penalty, Stuart was again instrumental in making a break as he came in on an excellent angle, the ever lively Donny Macfadyen offering support before putting Alan Bulloch through.

Fourteen points clear, the Reds looked to be cruising, yet they lost their concentration as Dunvant won a succession of close- range penalties before Lloyd managed to dive and scramble his way over the line.

Flockhart having caught the eye in the right way in the first half, there was cruel irony in the way the second began when, covering for full-back Tommy Hayes, he got his wires crossed with scrum-half Graeme Beveridge, threw a pass to no-one, and gifted a try to James Baker.

The Reds were lucky to stay on terms when Thomas became the first kicker to miss a strike at goal and it was the Welsh side who continued to apply the pressure to the extent that the Reds first try of the second period was very much against the run of play.

James Craig, who looked lively on the few occasions he was given the chance to run, stretched the defence on the Reds right and, when play was then switched swiftly left, Hayes, a half-time replacement for Glenn Metcalfe, made the overlapping run and had the pace to get in at the left corner.

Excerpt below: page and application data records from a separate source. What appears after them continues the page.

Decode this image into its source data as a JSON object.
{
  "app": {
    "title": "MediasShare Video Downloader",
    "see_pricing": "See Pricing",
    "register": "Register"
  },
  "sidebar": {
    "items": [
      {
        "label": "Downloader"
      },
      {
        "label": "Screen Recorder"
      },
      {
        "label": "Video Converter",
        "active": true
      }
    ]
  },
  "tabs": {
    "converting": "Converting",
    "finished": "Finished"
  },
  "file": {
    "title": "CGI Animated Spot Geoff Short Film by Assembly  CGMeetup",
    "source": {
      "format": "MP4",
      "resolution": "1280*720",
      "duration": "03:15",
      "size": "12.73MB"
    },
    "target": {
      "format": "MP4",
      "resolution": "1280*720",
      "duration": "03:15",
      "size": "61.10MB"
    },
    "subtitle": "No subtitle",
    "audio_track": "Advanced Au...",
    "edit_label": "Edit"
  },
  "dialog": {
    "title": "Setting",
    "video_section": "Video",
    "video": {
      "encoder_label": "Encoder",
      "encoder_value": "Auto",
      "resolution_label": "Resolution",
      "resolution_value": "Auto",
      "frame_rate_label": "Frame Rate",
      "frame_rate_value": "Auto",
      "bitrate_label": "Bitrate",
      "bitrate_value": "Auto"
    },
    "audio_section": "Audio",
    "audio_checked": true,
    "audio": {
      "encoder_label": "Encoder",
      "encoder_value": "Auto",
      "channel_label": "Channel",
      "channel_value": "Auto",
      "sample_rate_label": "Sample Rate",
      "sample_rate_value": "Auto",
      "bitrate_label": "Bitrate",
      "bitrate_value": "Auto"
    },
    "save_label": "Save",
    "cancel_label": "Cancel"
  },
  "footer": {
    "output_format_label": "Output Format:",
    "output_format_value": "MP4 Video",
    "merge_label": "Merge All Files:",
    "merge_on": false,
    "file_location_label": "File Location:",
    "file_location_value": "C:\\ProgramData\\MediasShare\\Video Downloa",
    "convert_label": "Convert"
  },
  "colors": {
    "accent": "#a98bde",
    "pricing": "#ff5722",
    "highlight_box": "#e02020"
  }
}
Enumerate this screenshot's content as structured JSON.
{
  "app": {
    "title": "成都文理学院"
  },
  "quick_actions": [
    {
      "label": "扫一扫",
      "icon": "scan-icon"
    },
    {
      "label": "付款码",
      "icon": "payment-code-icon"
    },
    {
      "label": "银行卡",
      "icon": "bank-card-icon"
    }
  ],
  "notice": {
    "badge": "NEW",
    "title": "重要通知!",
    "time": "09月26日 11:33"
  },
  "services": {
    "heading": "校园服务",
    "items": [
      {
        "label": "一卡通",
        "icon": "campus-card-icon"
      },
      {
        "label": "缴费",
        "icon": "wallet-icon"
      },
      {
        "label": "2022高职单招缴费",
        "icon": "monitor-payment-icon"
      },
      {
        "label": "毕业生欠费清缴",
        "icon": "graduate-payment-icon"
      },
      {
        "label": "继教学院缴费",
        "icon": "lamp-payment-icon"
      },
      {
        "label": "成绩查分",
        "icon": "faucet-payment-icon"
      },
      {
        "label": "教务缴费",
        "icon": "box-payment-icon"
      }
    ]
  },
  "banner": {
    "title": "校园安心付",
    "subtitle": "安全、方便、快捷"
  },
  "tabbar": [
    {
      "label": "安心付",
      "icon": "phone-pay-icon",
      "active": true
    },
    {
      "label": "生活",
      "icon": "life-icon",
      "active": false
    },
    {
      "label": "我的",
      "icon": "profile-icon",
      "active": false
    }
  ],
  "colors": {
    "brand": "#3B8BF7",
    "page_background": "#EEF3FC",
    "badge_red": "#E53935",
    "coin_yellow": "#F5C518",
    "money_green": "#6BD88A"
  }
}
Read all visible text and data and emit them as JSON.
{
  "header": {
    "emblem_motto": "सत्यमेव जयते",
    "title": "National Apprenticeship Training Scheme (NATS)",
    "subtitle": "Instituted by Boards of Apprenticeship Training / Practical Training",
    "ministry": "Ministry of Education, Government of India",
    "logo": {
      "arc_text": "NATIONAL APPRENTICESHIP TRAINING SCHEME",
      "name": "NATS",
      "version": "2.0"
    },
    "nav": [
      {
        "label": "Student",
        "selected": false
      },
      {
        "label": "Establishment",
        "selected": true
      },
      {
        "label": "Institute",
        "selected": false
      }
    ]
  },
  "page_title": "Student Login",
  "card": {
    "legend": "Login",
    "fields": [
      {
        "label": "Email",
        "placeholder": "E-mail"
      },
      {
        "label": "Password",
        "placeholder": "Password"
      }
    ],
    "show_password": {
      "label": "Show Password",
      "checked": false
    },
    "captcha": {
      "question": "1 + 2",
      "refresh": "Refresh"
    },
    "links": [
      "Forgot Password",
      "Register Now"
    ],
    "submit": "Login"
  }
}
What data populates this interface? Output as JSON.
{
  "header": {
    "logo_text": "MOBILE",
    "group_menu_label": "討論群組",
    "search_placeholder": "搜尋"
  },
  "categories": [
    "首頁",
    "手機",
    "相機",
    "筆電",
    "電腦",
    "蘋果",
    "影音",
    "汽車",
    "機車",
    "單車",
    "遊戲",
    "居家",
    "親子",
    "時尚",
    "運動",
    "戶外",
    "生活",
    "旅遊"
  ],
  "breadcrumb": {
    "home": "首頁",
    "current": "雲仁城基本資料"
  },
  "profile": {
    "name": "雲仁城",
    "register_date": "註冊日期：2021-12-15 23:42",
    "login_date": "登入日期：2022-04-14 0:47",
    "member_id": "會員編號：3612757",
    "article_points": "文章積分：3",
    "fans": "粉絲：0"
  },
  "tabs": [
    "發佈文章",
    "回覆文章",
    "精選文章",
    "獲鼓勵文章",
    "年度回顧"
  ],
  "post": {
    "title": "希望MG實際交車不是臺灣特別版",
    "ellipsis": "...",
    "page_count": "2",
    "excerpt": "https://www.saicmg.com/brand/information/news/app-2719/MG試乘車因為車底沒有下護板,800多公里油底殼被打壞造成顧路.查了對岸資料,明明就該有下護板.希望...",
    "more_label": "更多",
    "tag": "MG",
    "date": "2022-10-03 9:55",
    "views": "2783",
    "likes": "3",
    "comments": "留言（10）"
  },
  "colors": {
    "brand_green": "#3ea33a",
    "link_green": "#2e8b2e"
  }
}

Once again, though, the Reds immediately created problems for themselves as Baker was allowed to cruise through with astonishing ease for his second try moments later and Thomas' conversion gave Dunvant the lead for the first time.

With Irving struggling to impose himself, Dixon effectively made a triple switch, bringing Ian Jardine on, moving Shepherd to full back, and Hayes to stand-off, and immediately there was greater authority.

It took until the penalty awards at either end in 75 minutes before they got in front again, however, before the older Bulloch made things safe with that dis-puted try which left the Welsh with justification to feel hard done by.

Metfcalfe, meanwhile, was taken off as a precaution, according to his coach, having turned an ankle, with Dave Hilton, a second- half replacement for Alan Watt, also requiring treatment afterwards for a knock to a knee.

Glasgow Caledonian Reds - G Metcalfe (T Hayes 40); J Craig, J Stuart, R Shepherd, A Bulloch; B Irving (I Jardine 68), G Beveridge; A Watt (D Hilton 63-80), G Bulloch, G McIlwham, J White, D Burns, G Flockhart (R Reid 75), D Macfadyen, J Petrie.

Dunvant - G Davies; D Evans (A Killa 63), J Baker, W Lloyd, A Rees; M Thomas,

N Lloyd; F Faletau (B Grace 61), C Hawkins, A Howell (R Llewellyn 76), L Williams, E Katalau, N Thomas, C Thomas, K Tuipulotu (A Thomas 72).

Referee - I Ramage (Berwick).

Scoring sequence (Reds first): 3-0, 3-3,

6-3, 13-3, 13-6, 20-6, 20-13 (half-time); 20-20, 25-20, 25-27, 28-27, 35-27.

Scorers: Reds: tries - Flockhart (28), A Bulloch (36), T Hayes (59) G Bulloch (80); cons - Irving (28, 36, 80); pens - Irving (2, 14), Shepherd (75).

Dunvant: tries - Lloyd (39), Baker (45, 62); cons - M Thomas (39, 45, 62); pens - M Thomas (14, 31).